Many aspirants (such as the inspirational Adam Davis) do still try to scavenge for a "ground level" populated by production assistants and runners at dollars a day, but their hope mainly seems to be a sort of investment: prove yourself to make friends, and expand your social network. I'm reminded of the difference, in cognitive science, between analytical processing and a neural network. In a traditional business model, one often "climbs a ladder," entering an industry at one end and being promoted over time as one's experience warrants it. But the creative industries resemble more closely the model of a neural net -- named after the neurology of the animal brain. In computing, complex neural networks have the reputation of being adaptive and often unpredictable. Since we're talking about the film industry, that sounds about right.
Because writers (and I'm assuming directors and producers) make a living mainly on commission (after all, how many films actually break even these days?), one could be forgiven for thinking it strange that many have of us have blogs. After all, writing for a blog is exceedingly time consuming. It's taken me most of an hour just to put these many pixels to page. Why do writers in particular "waste time" on blogging? The answer is above: because networking (literally, growing the neural network) is our primary method of career advancement. The more connections one generates as a creative individual (such as with hits on this blog site), the more economic influence one has -- because as merchants our trade is in opinions, reputation, and communication.

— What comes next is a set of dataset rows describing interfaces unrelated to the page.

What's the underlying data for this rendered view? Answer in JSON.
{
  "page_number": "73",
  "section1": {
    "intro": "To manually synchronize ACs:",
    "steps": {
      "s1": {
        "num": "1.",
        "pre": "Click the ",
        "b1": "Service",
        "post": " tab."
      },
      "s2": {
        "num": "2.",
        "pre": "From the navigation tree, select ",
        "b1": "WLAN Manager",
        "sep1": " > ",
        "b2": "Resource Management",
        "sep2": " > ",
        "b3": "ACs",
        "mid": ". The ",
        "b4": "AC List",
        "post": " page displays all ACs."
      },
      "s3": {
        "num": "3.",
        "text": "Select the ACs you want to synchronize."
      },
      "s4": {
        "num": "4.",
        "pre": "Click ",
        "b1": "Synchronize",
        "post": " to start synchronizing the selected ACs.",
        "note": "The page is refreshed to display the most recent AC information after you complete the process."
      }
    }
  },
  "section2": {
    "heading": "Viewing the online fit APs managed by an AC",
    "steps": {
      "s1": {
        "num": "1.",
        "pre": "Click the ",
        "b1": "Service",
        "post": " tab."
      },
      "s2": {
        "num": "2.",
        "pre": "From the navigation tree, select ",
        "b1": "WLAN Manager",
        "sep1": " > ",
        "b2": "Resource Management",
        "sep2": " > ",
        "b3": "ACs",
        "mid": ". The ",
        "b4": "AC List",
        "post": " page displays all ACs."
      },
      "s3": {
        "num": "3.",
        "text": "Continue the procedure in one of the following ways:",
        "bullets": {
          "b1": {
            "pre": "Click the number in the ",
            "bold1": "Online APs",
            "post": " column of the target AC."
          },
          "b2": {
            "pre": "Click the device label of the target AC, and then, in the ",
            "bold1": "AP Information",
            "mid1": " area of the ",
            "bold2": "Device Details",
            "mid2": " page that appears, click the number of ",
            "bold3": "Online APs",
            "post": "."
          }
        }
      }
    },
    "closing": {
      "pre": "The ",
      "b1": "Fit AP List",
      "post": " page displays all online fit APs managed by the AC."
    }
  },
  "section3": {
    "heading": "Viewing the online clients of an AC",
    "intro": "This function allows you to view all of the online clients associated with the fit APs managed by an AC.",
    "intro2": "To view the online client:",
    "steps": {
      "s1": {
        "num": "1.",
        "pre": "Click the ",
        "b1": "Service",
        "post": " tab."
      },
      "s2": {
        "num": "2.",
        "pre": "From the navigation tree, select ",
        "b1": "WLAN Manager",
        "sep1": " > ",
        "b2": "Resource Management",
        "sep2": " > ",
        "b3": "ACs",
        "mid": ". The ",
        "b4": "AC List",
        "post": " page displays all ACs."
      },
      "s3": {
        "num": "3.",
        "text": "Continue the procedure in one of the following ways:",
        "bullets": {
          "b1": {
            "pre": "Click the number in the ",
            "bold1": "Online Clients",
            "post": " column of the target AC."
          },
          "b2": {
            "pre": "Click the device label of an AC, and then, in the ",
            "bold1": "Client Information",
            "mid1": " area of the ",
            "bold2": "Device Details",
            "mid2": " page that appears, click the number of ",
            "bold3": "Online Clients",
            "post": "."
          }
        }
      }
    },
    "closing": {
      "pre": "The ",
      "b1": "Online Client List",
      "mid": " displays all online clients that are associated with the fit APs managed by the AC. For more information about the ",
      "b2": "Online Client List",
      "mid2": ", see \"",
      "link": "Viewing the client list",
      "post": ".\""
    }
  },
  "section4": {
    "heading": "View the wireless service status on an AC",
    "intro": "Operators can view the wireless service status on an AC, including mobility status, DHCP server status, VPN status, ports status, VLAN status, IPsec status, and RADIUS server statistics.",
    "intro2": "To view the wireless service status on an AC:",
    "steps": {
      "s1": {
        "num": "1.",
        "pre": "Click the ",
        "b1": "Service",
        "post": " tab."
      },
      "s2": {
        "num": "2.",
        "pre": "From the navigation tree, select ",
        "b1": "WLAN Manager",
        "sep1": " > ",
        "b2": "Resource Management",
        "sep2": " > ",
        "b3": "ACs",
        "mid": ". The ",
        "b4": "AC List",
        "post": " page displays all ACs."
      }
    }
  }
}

Blogs also help increase convergence. When a creative writer undertakes to comment, he takes on the double-role of reporter. Many of us double up again as director or producer or actor, integrating a wider range of skills in order to minimize the risk and uncertainty inherent in a social network. Because in features pure writers assume a tremendous amount of risk relative to their investment, and are almost always severed from the production process after preproduction, it's no wonder that many are attempting to increase their influence by, for example, incorporating. An individual who is also a corporation is significant in this industry not just for legal purposes, but because it suggests an incorporation of skills. The writer as reporter, as director, as producer, as lawyer, as agent -- or anything else. Convergence is an interesting process, but there's no question, just as there's no question as I write this and not my script du jour, that one cannot do it all. As a creative person in this field, there is nothing more valuable than a connection that you trust. Just as a social network can be used by others to define who you are, a professional network represents to others the sum of your creative potential.
(Which brings us full circle, as I reiterate my thanks to Brian for his invitation.)